Using "Zeichen" as the search string, find the matching lines below and copy them.

--------

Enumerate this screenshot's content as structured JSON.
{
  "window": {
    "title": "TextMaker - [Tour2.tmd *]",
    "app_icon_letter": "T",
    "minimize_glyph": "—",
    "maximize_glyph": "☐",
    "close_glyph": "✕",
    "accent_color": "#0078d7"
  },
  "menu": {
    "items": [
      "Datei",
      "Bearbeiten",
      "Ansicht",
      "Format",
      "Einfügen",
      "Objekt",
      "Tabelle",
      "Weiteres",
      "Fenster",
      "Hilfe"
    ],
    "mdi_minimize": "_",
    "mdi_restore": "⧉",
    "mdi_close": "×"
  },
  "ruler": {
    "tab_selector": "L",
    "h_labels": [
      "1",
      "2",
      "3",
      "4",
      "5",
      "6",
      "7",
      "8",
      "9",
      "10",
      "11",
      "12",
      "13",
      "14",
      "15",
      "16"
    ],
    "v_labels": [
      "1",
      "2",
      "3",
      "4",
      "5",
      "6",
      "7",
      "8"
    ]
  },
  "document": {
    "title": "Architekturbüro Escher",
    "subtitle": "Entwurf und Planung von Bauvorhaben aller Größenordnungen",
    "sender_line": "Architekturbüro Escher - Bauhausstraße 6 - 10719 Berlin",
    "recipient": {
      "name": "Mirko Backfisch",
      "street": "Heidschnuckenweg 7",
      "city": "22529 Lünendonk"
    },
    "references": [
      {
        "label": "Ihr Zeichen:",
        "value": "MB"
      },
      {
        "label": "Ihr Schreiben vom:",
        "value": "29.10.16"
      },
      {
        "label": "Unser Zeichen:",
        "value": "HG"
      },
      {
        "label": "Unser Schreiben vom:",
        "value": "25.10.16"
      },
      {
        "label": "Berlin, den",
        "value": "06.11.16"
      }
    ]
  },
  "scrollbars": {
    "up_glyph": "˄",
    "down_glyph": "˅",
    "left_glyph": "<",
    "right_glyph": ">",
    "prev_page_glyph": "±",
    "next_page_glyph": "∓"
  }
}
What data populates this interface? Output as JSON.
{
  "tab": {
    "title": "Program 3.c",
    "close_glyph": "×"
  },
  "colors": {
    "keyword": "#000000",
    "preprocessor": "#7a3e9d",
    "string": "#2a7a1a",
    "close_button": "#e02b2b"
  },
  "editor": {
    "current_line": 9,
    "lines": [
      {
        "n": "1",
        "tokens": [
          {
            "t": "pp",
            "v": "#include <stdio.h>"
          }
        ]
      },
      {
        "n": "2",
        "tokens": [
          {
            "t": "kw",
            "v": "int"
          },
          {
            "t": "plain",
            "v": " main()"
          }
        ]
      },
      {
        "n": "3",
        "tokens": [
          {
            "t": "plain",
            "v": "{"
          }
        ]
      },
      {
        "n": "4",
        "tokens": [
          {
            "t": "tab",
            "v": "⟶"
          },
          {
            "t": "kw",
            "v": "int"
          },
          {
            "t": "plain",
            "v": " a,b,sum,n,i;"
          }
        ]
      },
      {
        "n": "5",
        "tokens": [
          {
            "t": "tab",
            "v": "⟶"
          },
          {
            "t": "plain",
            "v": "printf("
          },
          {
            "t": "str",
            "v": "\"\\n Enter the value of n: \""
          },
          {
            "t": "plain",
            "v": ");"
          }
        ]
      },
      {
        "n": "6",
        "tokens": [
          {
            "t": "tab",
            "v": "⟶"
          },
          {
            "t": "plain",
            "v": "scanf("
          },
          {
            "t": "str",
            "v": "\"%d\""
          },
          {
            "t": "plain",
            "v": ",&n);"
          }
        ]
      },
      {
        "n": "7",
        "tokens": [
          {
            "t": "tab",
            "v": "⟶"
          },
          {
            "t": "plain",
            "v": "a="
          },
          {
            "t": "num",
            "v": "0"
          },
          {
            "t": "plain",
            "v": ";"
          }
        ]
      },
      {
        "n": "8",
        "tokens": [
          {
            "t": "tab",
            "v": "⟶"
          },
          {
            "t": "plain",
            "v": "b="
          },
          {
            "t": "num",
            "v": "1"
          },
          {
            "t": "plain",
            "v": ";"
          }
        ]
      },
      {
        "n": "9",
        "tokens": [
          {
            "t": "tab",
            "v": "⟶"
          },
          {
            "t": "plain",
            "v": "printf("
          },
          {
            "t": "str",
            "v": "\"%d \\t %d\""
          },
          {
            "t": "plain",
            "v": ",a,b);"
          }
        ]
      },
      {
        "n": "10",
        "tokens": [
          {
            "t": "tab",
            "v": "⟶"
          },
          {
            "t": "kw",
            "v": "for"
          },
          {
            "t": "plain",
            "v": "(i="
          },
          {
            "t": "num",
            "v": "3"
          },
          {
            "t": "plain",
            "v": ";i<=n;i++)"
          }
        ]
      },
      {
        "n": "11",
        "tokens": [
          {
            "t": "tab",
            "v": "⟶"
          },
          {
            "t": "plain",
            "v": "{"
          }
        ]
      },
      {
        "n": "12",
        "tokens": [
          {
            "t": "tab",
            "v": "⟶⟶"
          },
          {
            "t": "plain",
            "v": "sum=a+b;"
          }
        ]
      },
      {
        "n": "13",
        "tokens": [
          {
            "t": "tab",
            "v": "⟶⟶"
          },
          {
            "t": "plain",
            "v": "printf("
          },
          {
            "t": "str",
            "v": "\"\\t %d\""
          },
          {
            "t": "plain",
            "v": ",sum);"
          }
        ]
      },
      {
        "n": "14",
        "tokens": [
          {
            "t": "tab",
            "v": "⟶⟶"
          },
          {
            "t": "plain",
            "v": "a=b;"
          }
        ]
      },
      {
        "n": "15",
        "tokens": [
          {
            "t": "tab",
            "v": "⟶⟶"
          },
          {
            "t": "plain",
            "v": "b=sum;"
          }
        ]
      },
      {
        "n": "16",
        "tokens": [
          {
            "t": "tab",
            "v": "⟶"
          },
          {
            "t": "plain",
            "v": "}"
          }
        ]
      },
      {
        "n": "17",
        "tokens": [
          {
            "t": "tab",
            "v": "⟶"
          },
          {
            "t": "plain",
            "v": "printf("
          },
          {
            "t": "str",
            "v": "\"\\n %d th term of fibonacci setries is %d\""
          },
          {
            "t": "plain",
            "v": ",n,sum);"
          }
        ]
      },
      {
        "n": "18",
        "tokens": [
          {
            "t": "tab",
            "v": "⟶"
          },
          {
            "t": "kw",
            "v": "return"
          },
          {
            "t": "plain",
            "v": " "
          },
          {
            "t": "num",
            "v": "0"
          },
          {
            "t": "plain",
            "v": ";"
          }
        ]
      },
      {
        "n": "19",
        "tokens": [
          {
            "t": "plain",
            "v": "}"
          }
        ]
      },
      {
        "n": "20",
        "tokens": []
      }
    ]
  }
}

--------

> **Worked solution**
        "label": "Ihr Zeichen:",
        "label": "Unser Zeichen:",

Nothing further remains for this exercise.